Edmund de Waal made his first pot when he was five years old and dipped it in white glaze. He made his first white porcelain bowl at seventeen and is still at it. Porcelain has been a white gold, craved and traded for a thousand years. In The White Road de Waal sets out across continents, hunting down iconic pieces and visiting the places where porcelain was invented and reinvented, in the ‘white hills’ of China, England and Germany.
Porcelain, we learn, has two ingredients: petunse, a white stone that gives translucency and hardness, and kaolin, a white clay that provides plasticity and strength. Fused at great heat, they vitrify. The ingredients have to be pure, the proportions continually adjusted.

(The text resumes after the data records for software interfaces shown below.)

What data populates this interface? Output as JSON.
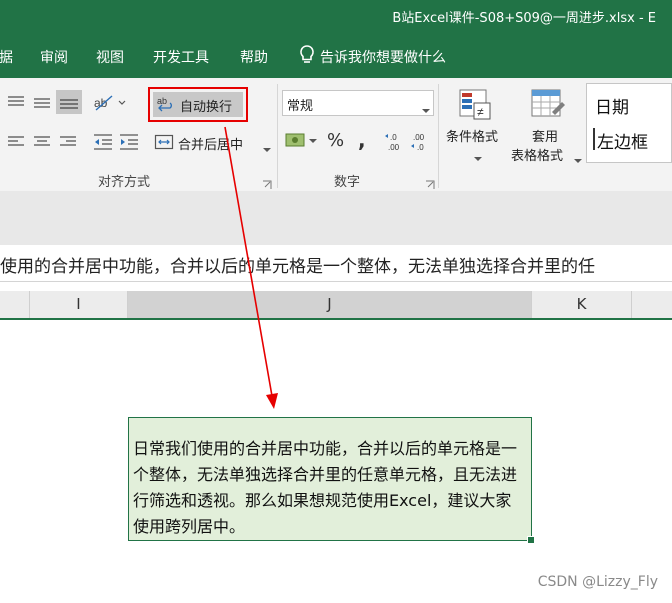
{
  "window": {
    "title": "B站Excel课件-S08+S09@一周进步.xlsx  -  E"
  },
  "menu": {
    "items": [
      "据",
      "审阅",
      "视图",
      "开发工具",
      "帮助"
    ],
    "tell_me": "告诉我你想要做什么"
  },
  "ribbon": {
    "wrap_text": "自动换行",
    "merge_center": "合并后居中",
    "number_format": "常规",
    "percent": "%",
    "comma": ",",
    "conditional_format": "条件格式",
    "table_format_line1": "套用",
    "table_format_line2": "表格格式",
    "style_date": "日期",
    "style_left_border": "左边框",
    "group_alignment": "对齐方式",
    "group_number": "数字"
  },
  "formula_bar": {
    "text": "使用的合并居中功能，合并以后的单元格是一个整体，无法单独选择合并里的任"
  },
  "columns": [
    "I",
    "J",
    "K"
  ],
  "cell": {
    "text": "日常我们使用的合并居中功能，合并以后的单元格是一个整体，无法单独选择合并里的任意单元格，且无法进行筛选和透视。那么如果想规范使用Excel，建议大家使用跨列居中。"
  },
  "watermark": "CSDN @Lizzy_Fly",
  "colors": {
    "excel_green": "#217346",
    "highlight_red": "#e60000",
    "cell_fill": "#e2efda"
  }
}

In Jingdezhen in China, where it all began, more than twenty classes of workmen were employed:
Six categories of decorator, three of specialists in packing kilns, three for firing kilns, mould-makers, carpenters for crates, basketmakers, ash-men for cleaning away